Veach has learned about racing on the other side of the pitwall by coaching Ernie Francis Jr. in Indy Lights. James Black / Penske Entertainment

“Ernie is adapting to it pretty fast (although) he hasn’t had a lot of open-wheel time,” he said. “So for me, it’s been very rewarding to work with him. We’re starting to get into a groove with each other — we were at Sebring last week and they actually put me in the Lights car for about eight laps. That was the first time I’ve driven the car since 2016, and wow.

“So after my first four or five laps in the car, I’m like, ‘Hey, this thing’s not very good in the brake zones. Like, I’m really struggling getting the car slowed down, and I’m having rear lockups really quickly.’ The engineer’s like, ‘Well, let me look at data real quick.’ He comes back and says, ‘OK, yeah, you’re braking about 60 feet deeper than you should with about 500 psi more on the brake pedal… it’s a Lights car, not an Indy car, so pull it back and you’ll be OK.’ That was funny, but honestly, it feels nice in a way to do something for someone else, you know?”

Veach has also ventured outside of his comfort zone, trading Indy cars and production-based GT3 machines for something quicker and scarier, and he’s working on an undisclosed app as a new business venture.

“This year, as I’ve been instructing and trying to build some other things outside of motorsports, I’ve had an opportunity to do some sprint car racing with a local team owner from my hometown named John Kubricks,” he said. “So I’ve been a teammate to Brandon Wimmer at a couple of races in a winged 410, which has been the most violent, insane form of racing I’ve ever been a part of. Brandon was laughing at me because after my first laps in a sprint car, I got out of the car just wide-eyed and shaking.

“And he couldn’t believe that it was more chaotic than the start of Indianapolis, but it was. The thing about sprint cars is there’s no build-up to the speed. When the green flag drops, you’re instantly sideways, wheels off the ground, getting after it. It’s such a just brutal form of racing, but there’s something to it that’s so pure.”

Veach will step out of his comfort zone to race this midget car in the Driven2SaveLives BC39. James Black / Penske Entertainment

Inspired by what he’s found in short track racing, Veach entered this weekend’s BC39 race at the Indianapolis Motor Speedway, named in honor of the late oval maestro Bryan Clauson who also made a few Indy 500 starts.
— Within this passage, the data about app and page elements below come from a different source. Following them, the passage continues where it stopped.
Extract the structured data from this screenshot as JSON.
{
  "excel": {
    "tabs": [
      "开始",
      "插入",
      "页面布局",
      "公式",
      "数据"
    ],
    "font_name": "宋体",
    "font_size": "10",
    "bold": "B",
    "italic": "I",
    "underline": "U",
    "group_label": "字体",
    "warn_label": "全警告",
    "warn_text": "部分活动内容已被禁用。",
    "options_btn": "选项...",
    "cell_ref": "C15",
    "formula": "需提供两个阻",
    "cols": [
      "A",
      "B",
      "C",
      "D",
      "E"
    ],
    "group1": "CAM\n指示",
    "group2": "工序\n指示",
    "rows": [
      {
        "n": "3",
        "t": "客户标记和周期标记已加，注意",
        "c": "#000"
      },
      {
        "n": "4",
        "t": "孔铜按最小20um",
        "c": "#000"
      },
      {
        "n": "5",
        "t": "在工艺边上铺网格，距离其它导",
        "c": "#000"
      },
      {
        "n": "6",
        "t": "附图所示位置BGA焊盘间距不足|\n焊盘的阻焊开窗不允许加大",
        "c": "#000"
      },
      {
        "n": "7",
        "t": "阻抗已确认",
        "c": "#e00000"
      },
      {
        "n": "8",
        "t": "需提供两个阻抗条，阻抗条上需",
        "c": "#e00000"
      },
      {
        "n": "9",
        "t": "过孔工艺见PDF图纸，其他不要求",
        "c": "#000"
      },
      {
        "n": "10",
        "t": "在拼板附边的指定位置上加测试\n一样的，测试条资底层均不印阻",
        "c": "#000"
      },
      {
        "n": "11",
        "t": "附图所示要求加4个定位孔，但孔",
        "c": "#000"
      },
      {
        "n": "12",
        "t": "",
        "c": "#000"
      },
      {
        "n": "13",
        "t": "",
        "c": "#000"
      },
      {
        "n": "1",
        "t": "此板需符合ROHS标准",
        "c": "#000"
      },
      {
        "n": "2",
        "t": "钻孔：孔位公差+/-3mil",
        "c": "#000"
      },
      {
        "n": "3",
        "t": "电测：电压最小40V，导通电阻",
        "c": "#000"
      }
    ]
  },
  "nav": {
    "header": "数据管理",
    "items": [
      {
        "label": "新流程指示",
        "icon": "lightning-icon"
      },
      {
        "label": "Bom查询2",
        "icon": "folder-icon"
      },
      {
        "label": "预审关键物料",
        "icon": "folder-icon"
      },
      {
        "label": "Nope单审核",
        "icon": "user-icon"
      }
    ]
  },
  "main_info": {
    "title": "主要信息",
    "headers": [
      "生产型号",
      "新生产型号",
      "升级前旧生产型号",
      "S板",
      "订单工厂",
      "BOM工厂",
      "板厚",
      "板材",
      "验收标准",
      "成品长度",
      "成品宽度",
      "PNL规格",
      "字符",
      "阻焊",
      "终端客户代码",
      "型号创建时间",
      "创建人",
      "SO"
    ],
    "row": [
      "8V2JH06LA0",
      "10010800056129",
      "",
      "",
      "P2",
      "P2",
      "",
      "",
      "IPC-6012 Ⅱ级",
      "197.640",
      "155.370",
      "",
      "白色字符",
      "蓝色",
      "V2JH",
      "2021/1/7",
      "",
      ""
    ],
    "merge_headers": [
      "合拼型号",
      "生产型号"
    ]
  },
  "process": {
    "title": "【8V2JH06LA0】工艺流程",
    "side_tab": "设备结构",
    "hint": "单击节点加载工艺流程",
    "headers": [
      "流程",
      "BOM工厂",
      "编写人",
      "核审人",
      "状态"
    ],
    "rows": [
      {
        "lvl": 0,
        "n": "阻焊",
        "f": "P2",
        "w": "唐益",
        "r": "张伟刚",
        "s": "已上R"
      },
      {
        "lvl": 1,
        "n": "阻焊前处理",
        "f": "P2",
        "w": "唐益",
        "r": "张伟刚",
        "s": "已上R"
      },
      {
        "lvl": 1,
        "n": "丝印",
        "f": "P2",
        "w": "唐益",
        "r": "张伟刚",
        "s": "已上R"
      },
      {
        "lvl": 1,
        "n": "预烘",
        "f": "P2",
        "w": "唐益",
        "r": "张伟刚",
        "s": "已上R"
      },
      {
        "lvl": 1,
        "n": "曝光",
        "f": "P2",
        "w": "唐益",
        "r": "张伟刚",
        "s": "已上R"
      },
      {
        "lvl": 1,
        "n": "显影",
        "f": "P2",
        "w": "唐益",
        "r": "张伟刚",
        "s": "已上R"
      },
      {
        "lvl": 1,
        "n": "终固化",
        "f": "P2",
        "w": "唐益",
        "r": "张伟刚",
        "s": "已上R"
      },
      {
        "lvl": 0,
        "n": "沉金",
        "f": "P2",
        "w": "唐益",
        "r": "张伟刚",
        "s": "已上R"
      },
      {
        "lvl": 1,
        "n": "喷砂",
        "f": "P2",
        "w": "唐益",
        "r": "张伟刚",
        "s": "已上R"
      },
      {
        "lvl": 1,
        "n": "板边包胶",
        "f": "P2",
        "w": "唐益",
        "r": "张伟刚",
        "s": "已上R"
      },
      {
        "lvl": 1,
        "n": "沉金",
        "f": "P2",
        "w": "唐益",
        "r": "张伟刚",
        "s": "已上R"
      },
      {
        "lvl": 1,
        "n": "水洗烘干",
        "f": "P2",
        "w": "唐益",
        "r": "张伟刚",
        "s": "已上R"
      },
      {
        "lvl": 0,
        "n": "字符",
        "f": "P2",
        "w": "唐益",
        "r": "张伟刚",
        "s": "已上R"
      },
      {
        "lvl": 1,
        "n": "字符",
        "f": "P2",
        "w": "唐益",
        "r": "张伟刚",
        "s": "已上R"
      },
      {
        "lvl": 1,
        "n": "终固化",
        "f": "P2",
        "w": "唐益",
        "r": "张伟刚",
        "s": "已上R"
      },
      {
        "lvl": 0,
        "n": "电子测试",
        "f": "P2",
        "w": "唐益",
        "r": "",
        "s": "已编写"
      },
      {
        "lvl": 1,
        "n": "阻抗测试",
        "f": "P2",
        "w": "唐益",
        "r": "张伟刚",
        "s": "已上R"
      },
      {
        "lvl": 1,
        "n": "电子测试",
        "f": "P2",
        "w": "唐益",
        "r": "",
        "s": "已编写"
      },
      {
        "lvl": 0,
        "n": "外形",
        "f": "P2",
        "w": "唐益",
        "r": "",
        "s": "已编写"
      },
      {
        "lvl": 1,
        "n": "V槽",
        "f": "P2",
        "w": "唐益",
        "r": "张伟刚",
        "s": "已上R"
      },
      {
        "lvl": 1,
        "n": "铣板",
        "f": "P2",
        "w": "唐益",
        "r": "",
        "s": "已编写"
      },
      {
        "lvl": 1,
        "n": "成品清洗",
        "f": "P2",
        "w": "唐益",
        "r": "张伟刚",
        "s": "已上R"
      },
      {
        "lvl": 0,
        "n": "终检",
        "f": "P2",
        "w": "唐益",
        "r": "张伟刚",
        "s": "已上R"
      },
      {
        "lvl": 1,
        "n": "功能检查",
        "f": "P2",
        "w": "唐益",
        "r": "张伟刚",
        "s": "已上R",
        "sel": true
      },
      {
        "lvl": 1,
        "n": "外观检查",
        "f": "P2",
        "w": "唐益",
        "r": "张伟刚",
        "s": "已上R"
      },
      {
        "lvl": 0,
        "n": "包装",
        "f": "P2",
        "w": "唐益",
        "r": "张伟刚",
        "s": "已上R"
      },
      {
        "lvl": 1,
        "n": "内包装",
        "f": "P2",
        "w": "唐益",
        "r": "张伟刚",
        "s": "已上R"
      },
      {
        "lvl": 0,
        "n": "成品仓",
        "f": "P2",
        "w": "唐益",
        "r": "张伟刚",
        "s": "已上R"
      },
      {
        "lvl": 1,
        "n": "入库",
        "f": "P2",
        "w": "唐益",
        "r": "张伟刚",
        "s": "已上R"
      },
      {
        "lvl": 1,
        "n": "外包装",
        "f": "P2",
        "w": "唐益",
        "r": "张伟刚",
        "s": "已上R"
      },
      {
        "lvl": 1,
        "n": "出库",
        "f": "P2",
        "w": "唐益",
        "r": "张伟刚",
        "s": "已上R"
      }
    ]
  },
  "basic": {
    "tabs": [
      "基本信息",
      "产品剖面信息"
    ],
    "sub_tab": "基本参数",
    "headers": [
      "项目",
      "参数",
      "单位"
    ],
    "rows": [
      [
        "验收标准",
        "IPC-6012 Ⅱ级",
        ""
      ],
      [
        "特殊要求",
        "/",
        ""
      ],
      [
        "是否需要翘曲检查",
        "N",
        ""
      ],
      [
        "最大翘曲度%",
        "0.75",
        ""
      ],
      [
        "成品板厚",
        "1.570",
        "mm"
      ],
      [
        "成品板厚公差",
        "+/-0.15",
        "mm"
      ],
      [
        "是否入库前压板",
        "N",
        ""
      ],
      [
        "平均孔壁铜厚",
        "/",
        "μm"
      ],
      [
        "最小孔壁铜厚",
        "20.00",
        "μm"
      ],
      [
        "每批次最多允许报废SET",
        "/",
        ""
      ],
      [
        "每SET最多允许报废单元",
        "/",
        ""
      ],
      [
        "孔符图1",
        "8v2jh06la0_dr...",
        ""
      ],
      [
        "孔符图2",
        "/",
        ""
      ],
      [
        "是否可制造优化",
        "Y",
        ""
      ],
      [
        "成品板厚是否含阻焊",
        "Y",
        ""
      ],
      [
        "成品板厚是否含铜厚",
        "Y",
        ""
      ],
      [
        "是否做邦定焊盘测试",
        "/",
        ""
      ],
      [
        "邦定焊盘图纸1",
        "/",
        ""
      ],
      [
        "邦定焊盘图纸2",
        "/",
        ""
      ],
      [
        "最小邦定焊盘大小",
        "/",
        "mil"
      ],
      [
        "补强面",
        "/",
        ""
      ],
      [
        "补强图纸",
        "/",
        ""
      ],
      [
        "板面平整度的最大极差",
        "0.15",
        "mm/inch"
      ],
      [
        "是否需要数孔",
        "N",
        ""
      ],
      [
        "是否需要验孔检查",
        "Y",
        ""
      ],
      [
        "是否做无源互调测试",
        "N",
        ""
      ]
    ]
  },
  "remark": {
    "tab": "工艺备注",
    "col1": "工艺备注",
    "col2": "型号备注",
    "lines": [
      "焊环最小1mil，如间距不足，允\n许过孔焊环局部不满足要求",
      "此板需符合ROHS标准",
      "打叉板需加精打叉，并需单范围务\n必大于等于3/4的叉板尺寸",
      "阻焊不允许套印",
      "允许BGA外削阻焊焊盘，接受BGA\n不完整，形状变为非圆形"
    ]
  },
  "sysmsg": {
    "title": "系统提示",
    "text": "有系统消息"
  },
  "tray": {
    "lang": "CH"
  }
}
“I always looked up to Bryan when I was younger because he was like my upperclassmen,” Veach added. “So seeing him get his chance in Indianapolis, I always had a lot of respect for Bryan and as I’ve gotten my feet wet in dirt racing, the BC39 and the Chili Bowl had always been on my list of things that I wanted to do if I ever got the shot.
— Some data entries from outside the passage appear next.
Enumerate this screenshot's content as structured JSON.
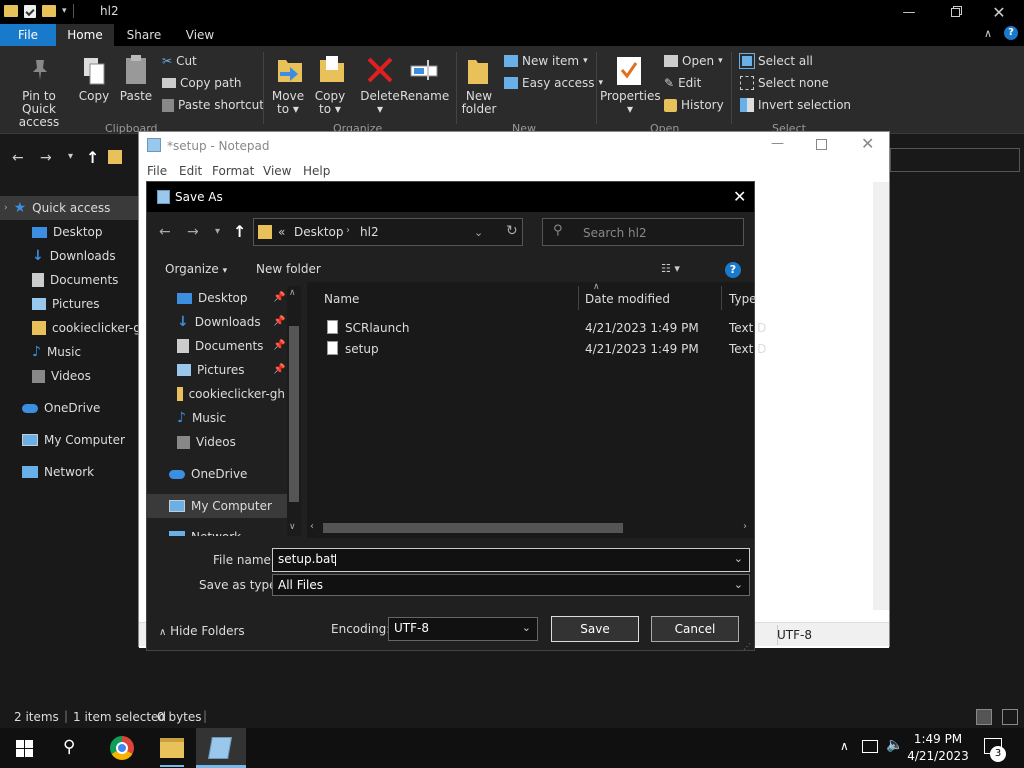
{
  "explorer": {
    "title": "hl2",
    "tabs": [
      "File",
      "Home",
      "Share",
      "View"
    ],
    "ribbon": {
      "pin_label": "Pin to Quick access",
      "copy_label": "Copy",
      "paste_label": "Paste",
      "cut_label": "Cut",
      "copy_path_label": "Copy path",
      "paste_shortcut_label": "Paste shortcut",
      "clipboard_group": "Clipboard",
      "move_to_label": "Move to",
      "copy_to_label": "Copy to",
      "delete_label": "Delete",
      "rename_label": "Rename",
      "organize_group": "Organize",
      "new_folder_label": "New folder",
      "new_item_label": "New item",
      "easy_access_label": "Easy access",
      "new_group": "New",
      "properties_label": "Properties",
      "open_label": "Open",
      "edit_label": "Edit",
      "history_label": "History",
      "open_group": "Open",
      "select_all_label": "Select all",
      "select_none_label": "Select none",
      "invert_selection_label": "Invert selection",
      "select_group": "Select"
    },
    "nav": {
      "quick_access": "Quick access",
      "desktop": "Desktop",
      "downloads": "Downloads",
      "documents": "Documents",
      "pictures": "Pictures",
      "cookieclicker": "cookieclicker-gh",
      "music": "Music",
      "videos": "Videos",
      "onedrive": "OneDrive",
      "my_computer": "My Computer",
      "network": "Network"
    },
    "status": {
      "items": "2 items",
      "selected": "1 item selected",
      "size": "0 bytes"
    }
  },
  "notepad": {
    "title": "*setup - Notepad",
    "menu": [
      "File",
      "Edit",
      "Format",
      "View",
      "Help"
    ],
    "encoding": "UTF-8"
  },
  "dialog": {
    "title": "Save As",
    "breadcrumb": {
      "prefix": "«",
      "part1": "Desktop",
      "part2": "hl2"
    },
    "search_placeholder": "Search hl2",
    "organize_label": "Organize",
    "new_folder_label": "New folder",
    "nav": {
      "desktop": "Desktop",
      "downloads": "Downloads",
      "documents": "Documents",
      "pictures": "Pictures",
      "cookieclicker": "cookieclicker-gh",
      "music": "Music",
      "videos": "Videos",
      "onedrive": "OneDrive",
      "my_computer": "My Computer",
      "network": "Network"
    },
    "columns": {
      "name": "Name",
      "date": "Date modified",
      "type": "Type"
    },
    "files": [
      {
        "name": "SCRlaunch",
        "date": "4/21/2023 1:49 PM",
        "type": "Text D"
      },
      {
        "name": "setup",
        "date": "4/21/2023 1:49 PM",
        "type": "Text D"
      }
    ],
    "file_name_label": "File name:",
    "file_name_value": "setup.bat",
    "save_type_label": "Save as type:",
    "save_type_value": "All Files",
    "hide_folders_label": "Hide Folders",
    "encoding_label": "Encoding:",
    "encoding_value": "UTF-8",
    "save_label": "Save",
    "cancel_label": "Cancel"
  },
  "taskbar": {
    "time": "1:49 PM",
    "date": "4/21/2023",
    "notification_count": "3"
  }
}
“This will be my first time ever racing a midget and my third-ever dirt race. So the expectations around the weekend are about learning. I’m so excited and just looking at this year is like all just learning and hopefully becoming good enough to belong with them. I just respect them to the utmost.”

Being away from open-wheel for a little while has been a powerful tonic for Veach. Through coaching Francis Jr, racing sprint cars, and trying to earn the respect of the midget racing community, the pull of his original dream has returned.

“The perfect year of racing for me would be doing some short track racing, going full-time again in IMSA and coming back to do the Indy 500,” Veach said. “Because I’ve spent enough time away now but I can show back up at the paddock and I’m very happy and fortunate to be there coaching Ernie. And I honestly didn’t realize how much I missed my IndyCar family until the Iowa weekend.

“I showed up to help Force Indy and all my old mechanics from various teams and engineers and everyone was so happy to see me back in the paddock that it was it was very heartwarming. I don’t know why I stayed away for so long. I need to get back, at least to Indy, so that’s also something I’m working on. To come back and feel so welcomed, man, I can’t really say how much that actually meant to me.”